WHAT YOU ARE ASKED TO DO | Please write out each entry below exactly as given.

Data records for software interfaces:
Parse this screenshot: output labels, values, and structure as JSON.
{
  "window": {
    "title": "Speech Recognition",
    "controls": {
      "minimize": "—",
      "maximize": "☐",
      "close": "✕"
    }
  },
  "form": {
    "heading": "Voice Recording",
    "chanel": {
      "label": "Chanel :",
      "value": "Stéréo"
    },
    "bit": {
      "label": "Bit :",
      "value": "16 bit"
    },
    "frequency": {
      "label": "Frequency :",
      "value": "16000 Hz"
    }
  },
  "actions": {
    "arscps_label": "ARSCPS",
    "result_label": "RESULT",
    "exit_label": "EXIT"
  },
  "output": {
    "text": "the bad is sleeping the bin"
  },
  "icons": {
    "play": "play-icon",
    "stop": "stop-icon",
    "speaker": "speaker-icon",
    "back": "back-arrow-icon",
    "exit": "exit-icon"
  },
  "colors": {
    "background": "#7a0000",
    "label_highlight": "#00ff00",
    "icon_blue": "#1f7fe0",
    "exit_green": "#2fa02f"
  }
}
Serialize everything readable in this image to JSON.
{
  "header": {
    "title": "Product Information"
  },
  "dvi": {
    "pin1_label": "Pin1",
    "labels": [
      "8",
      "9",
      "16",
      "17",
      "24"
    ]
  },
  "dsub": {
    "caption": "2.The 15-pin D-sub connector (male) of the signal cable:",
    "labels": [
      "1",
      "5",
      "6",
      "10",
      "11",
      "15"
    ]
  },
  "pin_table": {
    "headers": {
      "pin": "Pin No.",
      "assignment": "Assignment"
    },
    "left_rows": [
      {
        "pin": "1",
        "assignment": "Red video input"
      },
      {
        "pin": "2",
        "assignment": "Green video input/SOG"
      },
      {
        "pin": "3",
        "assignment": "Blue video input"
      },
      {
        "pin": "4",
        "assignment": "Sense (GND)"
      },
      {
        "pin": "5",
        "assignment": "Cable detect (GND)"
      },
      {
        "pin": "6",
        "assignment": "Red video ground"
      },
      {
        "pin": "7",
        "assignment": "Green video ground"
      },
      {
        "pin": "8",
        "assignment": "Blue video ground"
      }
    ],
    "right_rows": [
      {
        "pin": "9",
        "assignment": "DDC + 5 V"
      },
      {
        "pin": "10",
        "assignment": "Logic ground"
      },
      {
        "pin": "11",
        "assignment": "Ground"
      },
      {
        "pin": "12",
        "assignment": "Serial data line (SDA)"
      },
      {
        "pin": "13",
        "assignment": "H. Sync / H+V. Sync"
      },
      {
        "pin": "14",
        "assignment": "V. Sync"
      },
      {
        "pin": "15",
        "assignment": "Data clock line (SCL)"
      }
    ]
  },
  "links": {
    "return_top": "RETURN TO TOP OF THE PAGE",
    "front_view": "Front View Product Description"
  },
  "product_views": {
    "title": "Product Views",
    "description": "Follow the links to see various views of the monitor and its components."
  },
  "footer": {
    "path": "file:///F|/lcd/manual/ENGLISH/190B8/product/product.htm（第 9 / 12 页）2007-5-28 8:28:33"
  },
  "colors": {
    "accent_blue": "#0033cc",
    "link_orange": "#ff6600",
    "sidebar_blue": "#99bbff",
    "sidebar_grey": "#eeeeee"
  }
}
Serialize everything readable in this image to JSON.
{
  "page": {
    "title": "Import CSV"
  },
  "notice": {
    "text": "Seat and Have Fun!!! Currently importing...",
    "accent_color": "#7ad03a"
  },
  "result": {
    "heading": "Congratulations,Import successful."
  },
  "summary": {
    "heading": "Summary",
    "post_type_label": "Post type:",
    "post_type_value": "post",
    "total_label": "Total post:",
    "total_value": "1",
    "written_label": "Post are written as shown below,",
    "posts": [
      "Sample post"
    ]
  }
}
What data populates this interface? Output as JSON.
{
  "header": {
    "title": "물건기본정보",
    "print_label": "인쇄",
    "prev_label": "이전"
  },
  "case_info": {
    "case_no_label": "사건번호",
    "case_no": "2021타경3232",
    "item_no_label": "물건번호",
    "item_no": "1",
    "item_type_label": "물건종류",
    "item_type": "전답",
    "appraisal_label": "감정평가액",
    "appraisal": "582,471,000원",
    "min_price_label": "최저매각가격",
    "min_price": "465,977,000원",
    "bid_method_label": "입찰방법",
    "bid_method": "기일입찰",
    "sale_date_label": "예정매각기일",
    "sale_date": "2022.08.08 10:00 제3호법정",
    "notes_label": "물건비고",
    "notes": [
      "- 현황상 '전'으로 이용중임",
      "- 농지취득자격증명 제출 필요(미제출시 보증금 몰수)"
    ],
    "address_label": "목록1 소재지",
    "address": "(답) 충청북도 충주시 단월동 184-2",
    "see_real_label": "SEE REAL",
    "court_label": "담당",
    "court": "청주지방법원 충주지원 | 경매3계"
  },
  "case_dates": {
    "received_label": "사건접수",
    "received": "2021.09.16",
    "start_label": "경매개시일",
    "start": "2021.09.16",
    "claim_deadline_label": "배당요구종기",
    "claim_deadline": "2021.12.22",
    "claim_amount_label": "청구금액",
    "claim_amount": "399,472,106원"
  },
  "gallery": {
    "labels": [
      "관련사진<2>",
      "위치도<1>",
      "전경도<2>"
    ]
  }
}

ANSWER AREA |
Parse this screenshot: output labels, values, and structure as JSON.
{
  "window": {
    "title": "Speech Recognition",
    "controls": {
      "minimize": "—",
      "maximize": "☐",
      "close": "✕"
    }
  },
  "form": {
    "heading": "Voice Recording",
    "chanel": {
      "label": "Chanel :",
      "value": "Stéréo"
    },
    "bit": {
      "label": "Bit :",
      "value": "16 bit"
    },
    "frequency": {
      "label": "Frequency :",
      "value": "16000 Hz"
    }
  },
  "actions": {
    "arscps_label": "ARSCPS",
    "result_label": "RESULT",
    "exit_label": "EXIT"
  },
  "output": {
    "text": "the bad is sleeping the bin"
  },
  "icons": {
    "play": "play-icon",
    "stop": "stop-icon",
    "speaker": "speaker-icon",
    "back": "back-arrow-icon",
    "exit": "exit-icon"
  },
  "colors": {
    "background": "#7a0000",
    "label_highlight": "#00ff00",
    "icon_blue": "#1f7fe0",
    "exit_green": "#2fa02f"
  }
}
Serialize everything readable in this image to JSON.
{
  "header": {
    "title": "Product Information"
  },
  "dvi": {
    "pin1_label": "Pin1",
    "labels": [
      "8",
      "9",
      "16",
      "17",
      "24"
    ]
  },
  "dsub": {
    "caption": "2.The 15-pin D-sub connector (male) of the signal cable:",
    "labels": [
      "1",
      "5",
      "6",
      "10",
      "11",
      "15"
    ]
  },
  "pin_table": {
    "headers": {
      "pin": "Pin No.",
      "assignment": "Assignment"
    },
    "left_rows": [
      {
        "pin": "1",
        "assignment": "Red video input"
      },
      {
        "pin": "2",
        "assignment": "Green video input/SOG"
      },
      {
        "pin": "3",
        "assignment": "Blue video input"
      },
      {
        "pin": "4",
        "assignment": "Sense (GND)"
      },
      {
        "pin": "5",
        "assignment": "Cable detect (GND)"
      },
      {
        "pin": "6",
        "assignment": "Red video ground"
      },
      {
        "pin": "7",
        "assignment": "Green video ground"
      },
      {
        "pin": "8",
        "assignment": "Blue video ground"
      }
    ],
    "right_rows": [
      {
        "pin": "9",
        "assignment": "DDC + 5 V"
      },
      {
        "pin": "10",
        "assignment": "Logic ground"
      },
      {
        "pin": "11",
        "assignment": "Ground"
      },
      {
        "pin": "12",
        "assignment": "Serial data line (SDA)"
      },
      {
        "pin": "13",
        "assignment": "H. Sync / H+V. Sync"
      },
      {
        "pin": "14",
        "assignment": "V. Sync"
      },
      {
        "pin": "15",
        "assignment": "Data clock line (SCL)"
      }
    ]
  },
  "links": {
    "return_top": "RETURN TO TOP OF THE PAGE",
    "front_view": "Front View Product Description"
  },
  "product_views": {
    "title": "Product Views",
    "description": "Follow the links to see various views of the monitor and its components."
  },
  "footer": {
    "path": "file:///F|/lcd/manual/ENGLISH/190B8/product/product.htm（第 9 / 12 页）2007-5-28 8:28:33"
  },
  "colors": {
    "accent_blue": "#0033cc",
    "link_orange": "#ff6600",
    "sidebar_blue": "#99bbff",
    "sidebar_grey": "#eeeeee"
  }
}
Serialize everything readable in this image to JSON.
{
  "page": {
    "title": "Import CSV"
  },
  "notice": {
    "text": "Seat and Have Fun!!! Currently importing...",
    "accent_color": "#7ad03a"
  },
  "result": {
    "heading": "Congratulations,Import successful."
  },
  "summary": {
    "heading": "Summary",
    "post_type_label": "Post type:",
    "post_type_value": "post",
    "total_label": "Total post:",
    "total_value": "1",
    "written_label": "Post are written as shown below,",
    "posts": [
      "Sample post"
    ]
  }
}
What data populates this interface? Output as JSON.
{
  "header": {
    "title": "물건기본정보",
    "print_label": "인쇄",
    "prev_label": "이전"
  },
  "case_info": {
    "case_no_label": "사건번호",
    "case_no": "2021타경3232",
    "item_no_label": "물건번호",
    "item_no": "1",
    "item_type_label": "물건종류",
    "item_type": "전답",
    "appraisal_label": "감정평가액",
    "appraisal": "582,471,000원",
    "min_price_label": "최저매각가격",
    "min_price": "465,977,000원",
    "bid_method_label": "입찰방법",
    "bid_method": "기일입찰",
    "sale_date_label": "예정매각기일",
    "sale_date": "2022.08.08 10:00 제3호법정",
    "notes_label": "물건비고",
    "notes": [
      "- 현황상 '전'으로 이용중임",
      "- 농지취득자격증명 제출 필요(미제출시 보증금 몰수)"
    ],
    "address_label": "목록1 소재지",
    "address": "(답) 충청북도 충주시 단월동 184-2",
    "see_real_label": "SEE REAL",
    "court_label": "담당",
    "court": "청주지방법원 충주지원 | 경매3계"
  },
  "case_dates": {
    "received_label": "사건접수",
    "received": "2021.09.16",
    "start_label": "경매개시일",
    "start": "2021.09.16",
    "claim_deadline_label": "배당요구종기",
    "claim_deadline": "2021.12.22",
    "claim_amount_label": "청구금액",
    "claim_amount": "399,472,106원"
  },
  "gallery": {
    "labels": [
      "관련사진<2>",
      "위치도<1>",
      "전경도<2>"
    ]
  }
}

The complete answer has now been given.